* Work required
Restate the entries below exactly, and keep all images out of the answer.

* Given information
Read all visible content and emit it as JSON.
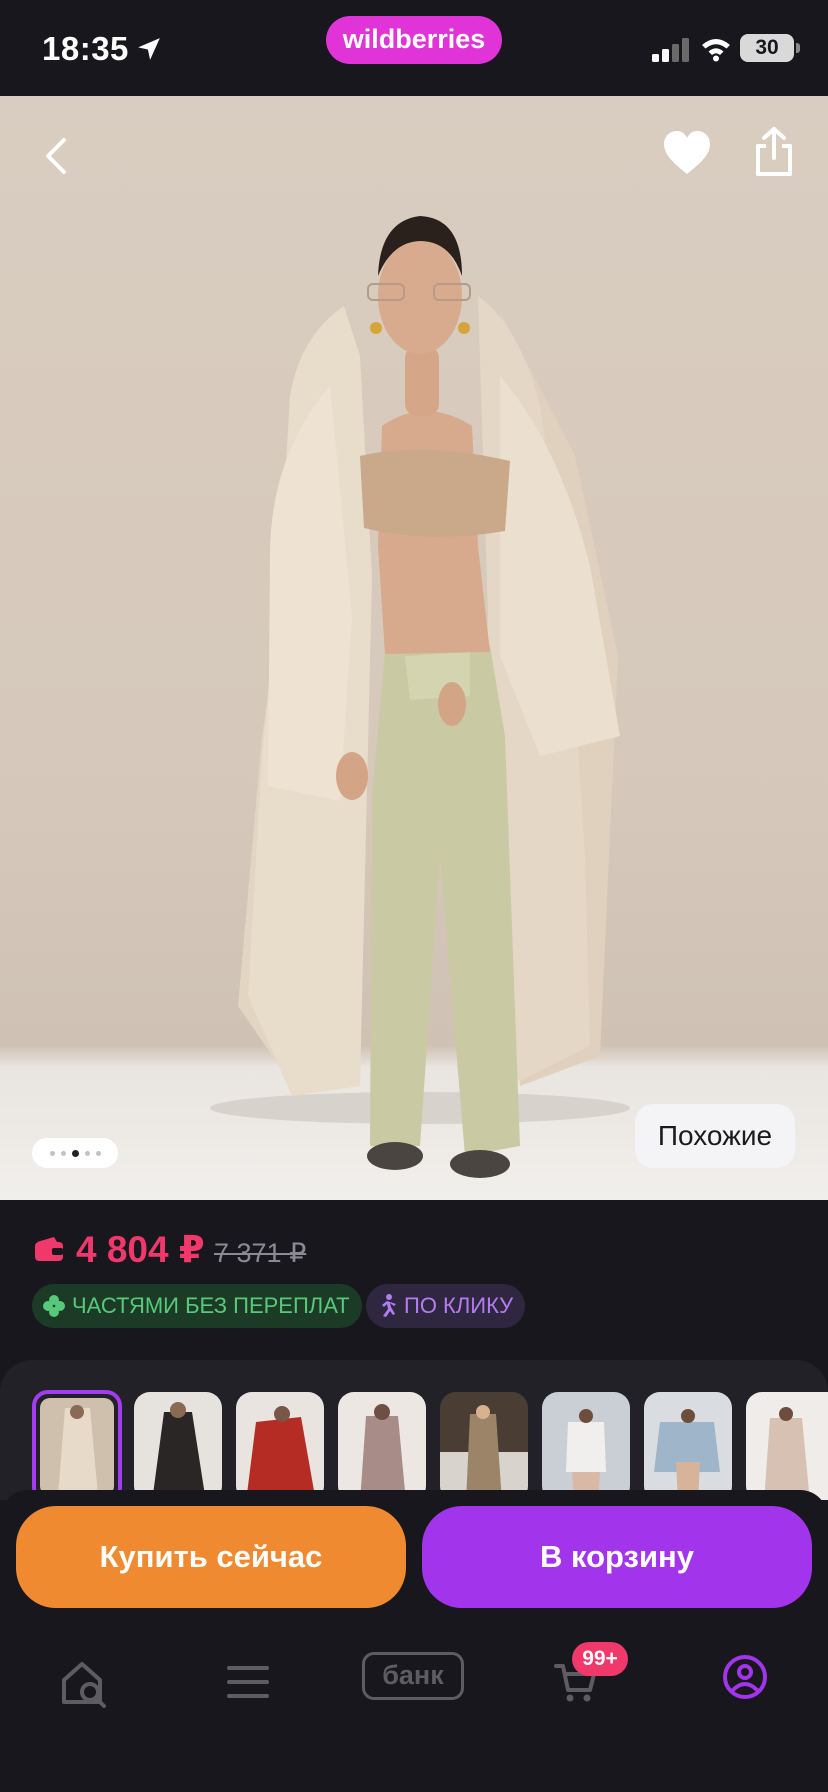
{
  "status_bar": {
    "time": "18:35",
    "brand": "wildberries",
    "battery": "30",
    "location_icon": "location-arrow-icon",
    "signal_icon": "cellular-signal-icon",
    "wifi_icon": "wifi-icon"
  },
  "photo": {
    "back_icon": "chevron-left-icon",
    "favorite_icon": "heart-icon",
    "share_icon": "share-icon",
    "similar_label": "Похожие",
    "carousel_dots": 5,
    "carousel_active_index": 2
  },
  "price": {
    "current": "4 804 ₽",
    "old": "7 371 ₽",
    "wallet_icon": "wallet-icon"
  },
  "badges": {
    "parts_label": "ЧАСТЯМИ БЕЗ ПЕРЕПЛАТ",
    "parts_icon": "clover-icon",
    "click_label": "ПО КЛИКУ",
    "click_icon": "running-man-icon"
  },
  "gallery": {
    "selected_index": 0,
    "thumbnails": [
      {
        "name": "thumb-beige-robe",
        "color": "#cfc0ad"
      },
      {
        "name": "thumb-black-robe",
        "color": "#3a3434"
      },
      {
        "name": "thumb-red-robe",
        "color": "#b52c25"
      },
      {
        "name": "thumb-mauve-robe",
        "color": "#a88c88"
      },
      {
        "name": "thumb-tan-robe",
        "color": "#9c8468"
      },
      {
        "name": "thumb-white-set",
        "color": "#e7e4e3"
      },
      {
        "name": "thumb-blue-set",
        "color": "#9fb5c9"
      },
      {
        "name": "thumb-nude-robe",
        "color": "#d6c1b3"
      }
    ]
  },
  "actions": {
    "buy_now": "Купить сейчас",
    "add_to_cart": "В корзину"
  },
  "tabbar": {
    "home_icon": "home-search-icon",
    "catalog_icon": "menu-icon",
    "bank_label": "банк",
    "cart_icon": "cart-icon",
    "cart_count": "99+",
    "profile_icon": "profile-icon"
  },
  "colors": {
    "background": "#18171d",
    "price": "#f0386b",
    "buy_now": "#f08a30",
    "add_to_cart": "#a235ec",
    "brand": "#e033d8"
  }
}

* Output
Read all visible content and emit it as JSON.
{
  "status_bar": {
    "time": "18:35",
    "brand": "wildberries",
    "battery": "30",
    "location_icon": "location-arrow-icon",
    "signal_icon": "cellular-signal-icon",
    "wifi_icon": "wifi-icon"
  },
  "photo": {
    "back_icon": "chevron-left-icon",
    "favorite_icon": "heart-icon",
    "share_icon": "share-icon",
    "similar_label": "Похожие",
    "carousel_dots": 5,
    "carousel_active_index": 2
  },
  "price": {
    "current": "4 804 ₽",
    "old": "7 371 ₽",
    "wallet_icon": "wallet-icon"
  },
  "badges": {
    "parts_label": "ЧАСТЯМИ БЕЗ ПЕРЕПЛАТ",
    "parts_icon": "clover-icon",
    "click_label": "ПО КЛИКУ",
    "click_icon": "running-man-icon"
  },
  "gallery": {
    "selected_index": 0,
    "thumbnails": [
      {
        "name": "thumb-beige-robe",
        "color": "#cfc0ad"
      },
      {
        "name": "thumb-black-robe",
        "color": "#3a3434"
      },
      {
        "name": "thumb-red-robe",
        "color": "#b52c25"
      },
      {
        "name": "thumb-mauve-robe",
        "color": "#a88c88"
      },
      {
        "name": "thumb-tan-robe",
        "color": "#9c8468"
      },
      {
        "name": "thumb-white-set",
        "color": "#e7e4e3"
      },
      {
        "name": "thumb-blue-set",
        "color": "#9fb5c9"
      },
      {
        "name": "thumb-nude-robe",
        "color": "#d6c1b3"
      }
    ]
  },
  "actions": {
    "buy_now": "Купить сейчас",
    "add_to_cart": "В корзину"
  },
  "tabbar": {
    "home_icon": "home-search-icon",
    "catalog_icon": "menu-icon",
    "bank_label": "банк",
    "cart_icon": "cart-icon",
    "cart_count": "99+",
    "profile_icon": "profile-icon"
  },
  "colors": {
    "background": "#18171d",
    "price": "#f0386b",
    "buy_now": "#f08a30",
    "add_to_cart": "#a235ec",
    "brand": "#e033d8"
  }
}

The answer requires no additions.